■ MATERIAL SUPPLIED ■
----
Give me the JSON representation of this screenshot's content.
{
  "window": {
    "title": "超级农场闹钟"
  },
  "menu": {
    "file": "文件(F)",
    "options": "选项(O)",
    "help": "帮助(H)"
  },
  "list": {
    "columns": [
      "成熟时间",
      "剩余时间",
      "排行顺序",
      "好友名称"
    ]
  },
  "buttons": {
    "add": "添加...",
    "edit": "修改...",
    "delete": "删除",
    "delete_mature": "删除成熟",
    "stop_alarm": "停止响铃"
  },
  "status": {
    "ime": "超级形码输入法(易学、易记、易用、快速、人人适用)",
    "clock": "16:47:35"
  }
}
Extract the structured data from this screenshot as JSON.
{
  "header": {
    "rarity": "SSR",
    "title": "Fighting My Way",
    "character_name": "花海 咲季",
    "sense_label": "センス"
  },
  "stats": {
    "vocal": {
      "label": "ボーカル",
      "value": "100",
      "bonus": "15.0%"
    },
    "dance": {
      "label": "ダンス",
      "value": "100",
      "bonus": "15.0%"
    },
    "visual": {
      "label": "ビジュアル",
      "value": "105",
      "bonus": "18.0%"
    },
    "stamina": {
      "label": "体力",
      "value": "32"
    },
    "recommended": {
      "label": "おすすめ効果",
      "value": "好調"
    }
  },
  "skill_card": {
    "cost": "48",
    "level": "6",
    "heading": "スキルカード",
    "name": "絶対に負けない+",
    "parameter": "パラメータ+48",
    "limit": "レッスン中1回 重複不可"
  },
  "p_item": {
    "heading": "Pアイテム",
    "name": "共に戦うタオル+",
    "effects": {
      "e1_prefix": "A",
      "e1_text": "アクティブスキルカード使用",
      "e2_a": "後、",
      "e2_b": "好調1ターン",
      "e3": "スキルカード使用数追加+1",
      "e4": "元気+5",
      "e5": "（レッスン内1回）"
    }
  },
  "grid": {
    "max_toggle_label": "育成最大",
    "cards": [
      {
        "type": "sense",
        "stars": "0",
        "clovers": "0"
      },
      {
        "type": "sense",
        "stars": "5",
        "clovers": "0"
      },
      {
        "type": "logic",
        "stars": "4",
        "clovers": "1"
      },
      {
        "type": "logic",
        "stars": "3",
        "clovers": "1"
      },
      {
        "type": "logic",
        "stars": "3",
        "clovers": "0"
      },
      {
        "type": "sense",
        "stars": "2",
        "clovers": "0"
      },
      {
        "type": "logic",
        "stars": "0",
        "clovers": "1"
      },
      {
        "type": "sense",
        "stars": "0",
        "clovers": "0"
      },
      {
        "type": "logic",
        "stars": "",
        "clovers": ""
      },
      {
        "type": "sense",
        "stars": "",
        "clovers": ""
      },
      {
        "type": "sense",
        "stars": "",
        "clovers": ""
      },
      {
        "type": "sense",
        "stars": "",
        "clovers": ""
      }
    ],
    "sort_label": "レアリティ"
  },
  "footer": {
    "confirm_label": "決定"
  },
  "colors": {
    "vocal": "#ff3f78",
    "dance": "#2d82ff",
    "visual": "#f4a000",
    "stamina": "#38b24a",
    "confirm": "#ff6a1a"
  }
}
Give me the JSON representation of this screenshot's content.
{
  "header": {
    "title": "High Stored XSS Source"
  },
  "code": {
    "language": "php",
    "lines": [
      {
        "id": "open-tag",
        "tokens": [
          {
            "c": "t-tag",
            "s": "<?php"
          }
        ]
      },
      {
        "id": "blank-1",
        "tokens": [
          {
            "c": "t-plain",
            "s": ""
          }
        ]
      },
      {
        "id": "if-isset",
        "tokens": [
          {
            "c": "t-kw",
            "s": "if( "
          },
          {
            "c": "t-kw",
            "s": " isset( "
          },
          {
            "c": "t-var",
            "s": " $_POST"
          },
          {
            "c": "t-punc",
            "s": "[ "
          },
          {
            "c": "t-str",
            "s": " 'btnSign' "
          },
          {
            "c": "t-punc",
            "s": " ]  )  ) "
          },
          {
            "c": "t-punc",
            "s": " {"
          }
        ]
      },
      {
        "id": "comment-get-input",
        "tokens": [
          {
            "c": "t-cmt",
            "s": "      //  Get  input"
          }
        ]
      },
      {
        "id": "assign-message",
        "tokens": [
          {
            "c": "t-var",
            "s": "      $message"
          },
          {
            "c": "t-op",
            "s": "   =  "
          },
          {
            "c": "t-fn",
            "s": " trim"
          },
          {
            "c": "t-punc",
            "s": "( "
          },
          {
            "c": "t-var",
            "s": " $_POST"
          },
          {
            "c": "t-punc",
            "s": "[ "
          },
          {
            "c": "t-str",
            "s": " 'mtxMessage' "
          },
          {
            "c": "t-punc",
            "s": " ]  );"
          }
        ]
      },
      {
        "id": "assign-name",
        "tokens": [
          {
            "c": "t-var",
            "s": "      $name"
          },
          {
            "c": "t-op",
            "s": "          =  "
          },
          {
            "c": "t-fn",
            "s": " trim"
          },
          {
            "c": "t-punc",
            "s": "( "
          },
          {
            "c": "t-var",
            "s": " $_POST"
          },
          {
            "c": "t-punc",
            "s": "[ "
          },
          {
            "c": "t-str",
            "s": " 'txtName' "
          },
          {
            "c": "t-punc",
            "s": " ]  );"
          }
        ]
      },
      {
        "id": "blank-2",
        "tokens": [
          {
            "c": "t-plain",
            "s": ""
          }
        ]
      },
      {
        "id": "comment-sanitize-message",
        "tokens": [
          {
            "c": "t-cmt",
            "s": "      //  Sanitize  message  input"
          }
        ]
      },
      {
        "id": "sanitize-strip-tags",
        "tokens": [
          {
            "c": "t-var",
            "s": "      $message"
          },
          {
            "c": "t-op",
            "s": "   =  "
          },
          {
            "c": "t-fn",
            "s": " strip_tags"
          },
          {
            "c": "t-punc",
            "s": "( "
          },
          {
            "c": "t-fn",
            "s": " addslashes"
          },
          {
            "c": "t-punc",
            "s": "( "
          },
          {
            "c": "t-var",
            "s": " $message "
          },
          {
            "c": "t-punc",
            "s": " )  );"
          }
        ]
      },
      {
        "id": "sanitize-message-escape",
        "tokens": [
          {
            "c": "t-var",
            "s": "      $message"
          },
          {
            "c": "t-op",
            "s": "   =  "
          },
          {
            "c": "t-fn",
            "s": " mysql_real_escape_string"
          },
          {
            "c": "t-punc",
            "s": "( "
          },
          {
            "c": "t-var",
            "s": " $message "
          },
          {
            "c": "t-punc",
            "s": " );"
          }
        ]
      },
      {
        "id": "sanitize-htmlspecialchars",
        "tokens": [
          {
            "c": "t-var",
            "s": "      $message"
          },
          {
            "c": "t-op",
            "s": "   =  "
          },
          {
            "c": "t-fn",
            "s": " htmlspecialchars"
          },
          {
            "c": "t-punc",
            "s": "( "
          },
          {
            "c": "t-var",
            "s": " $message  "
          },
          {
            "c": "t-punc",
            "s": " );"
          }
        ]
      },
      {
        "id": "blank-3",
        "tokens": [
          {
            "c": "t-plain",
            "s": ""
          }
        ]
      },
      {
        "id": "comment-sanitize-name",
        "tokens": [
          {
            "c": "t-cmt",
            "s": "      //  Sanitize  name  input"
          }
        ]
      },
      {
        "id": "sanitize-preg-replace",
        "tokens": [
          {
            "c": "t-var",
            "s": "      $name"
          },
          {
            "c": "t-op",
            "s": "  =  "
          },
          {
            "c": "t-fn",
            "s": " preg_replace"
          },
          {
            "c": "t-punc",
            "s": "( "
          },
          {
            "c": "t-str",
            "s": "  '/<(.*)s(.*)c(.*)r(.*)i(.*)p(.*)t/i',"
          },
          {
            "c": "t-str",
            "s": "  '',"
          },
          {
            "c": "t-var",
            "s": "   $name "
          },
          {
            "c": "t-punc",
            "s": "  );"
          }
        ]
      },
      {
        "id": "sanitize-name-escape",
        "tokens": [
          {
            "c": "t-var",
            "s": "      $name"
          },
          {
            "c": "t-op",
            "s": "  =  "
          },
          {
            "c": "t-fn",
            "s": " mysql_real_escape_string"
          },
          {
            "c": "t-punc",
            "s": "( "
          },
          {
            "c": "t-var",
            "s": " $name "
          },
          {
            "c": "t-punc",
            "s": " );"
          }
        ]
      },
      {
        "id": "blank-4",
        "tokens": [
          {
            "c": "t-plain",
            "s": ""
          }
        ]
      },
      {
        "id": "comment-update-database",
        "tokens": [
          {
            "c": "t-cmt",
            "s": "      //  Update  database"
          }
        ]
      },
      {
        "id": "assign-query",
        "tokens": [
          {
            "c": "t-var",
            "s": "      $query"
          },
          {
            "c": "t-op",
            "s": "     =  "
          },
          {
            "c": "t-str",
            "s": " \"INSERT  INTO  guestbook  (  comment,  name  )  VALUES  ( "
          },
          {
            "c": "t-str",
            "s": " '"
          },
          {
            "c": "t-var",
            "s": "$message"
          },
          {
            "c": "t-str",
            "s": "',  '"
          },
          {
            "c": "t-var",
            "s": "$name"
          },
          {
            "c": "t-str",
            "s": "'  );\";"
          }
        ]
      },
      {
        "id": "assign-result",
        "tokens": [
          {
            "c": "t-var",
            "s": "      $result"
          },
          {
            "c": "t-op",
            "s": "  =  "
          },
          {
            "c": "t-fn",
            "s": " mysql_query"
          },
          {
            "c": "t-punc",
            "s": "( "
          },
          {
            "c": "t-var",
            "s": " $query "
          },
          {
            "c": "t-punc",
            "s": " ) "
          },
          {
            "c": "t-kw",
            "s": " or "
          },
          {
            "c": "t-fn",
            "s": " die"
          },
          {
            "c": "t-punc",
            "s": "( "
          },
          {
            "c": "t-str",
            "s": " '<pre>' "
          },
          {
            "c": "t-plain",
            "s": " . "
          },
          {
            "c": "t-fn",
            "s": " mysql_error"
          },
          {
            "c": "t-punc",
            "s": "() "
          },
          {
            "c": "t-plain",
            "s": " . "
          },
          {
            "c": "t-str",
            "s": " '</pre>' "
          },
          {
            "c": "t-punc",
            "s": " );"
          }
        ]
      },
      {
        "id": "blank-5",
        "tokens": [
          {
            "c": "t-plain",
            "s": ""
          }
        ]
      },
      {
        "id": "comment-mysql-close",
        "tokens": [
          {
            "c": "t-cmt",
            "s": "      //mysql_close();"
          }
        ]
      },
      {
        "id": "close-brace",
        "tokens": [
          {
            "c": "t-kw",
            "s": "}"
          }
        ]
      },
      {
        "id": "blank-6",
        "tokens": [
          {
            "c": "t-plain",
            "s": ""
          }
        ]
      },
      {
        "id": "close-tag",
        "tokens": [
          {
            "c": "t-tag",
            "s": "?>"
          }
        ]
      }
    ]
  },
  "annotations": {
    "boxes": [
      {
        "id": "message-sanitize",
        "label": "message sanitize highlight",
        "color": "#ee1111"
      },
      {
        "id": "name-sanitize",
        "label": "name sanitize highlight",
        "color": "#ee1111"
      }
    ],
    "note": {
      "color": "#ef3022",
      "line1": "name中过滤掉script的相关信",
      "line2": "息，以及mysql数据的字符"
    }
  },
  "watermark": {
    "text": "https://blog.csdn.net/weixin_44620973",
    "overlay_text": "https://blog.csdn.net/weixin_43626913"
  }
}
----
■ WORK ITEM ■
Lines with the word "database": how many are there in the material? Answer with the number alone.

■ ANSWER BELOW ■
2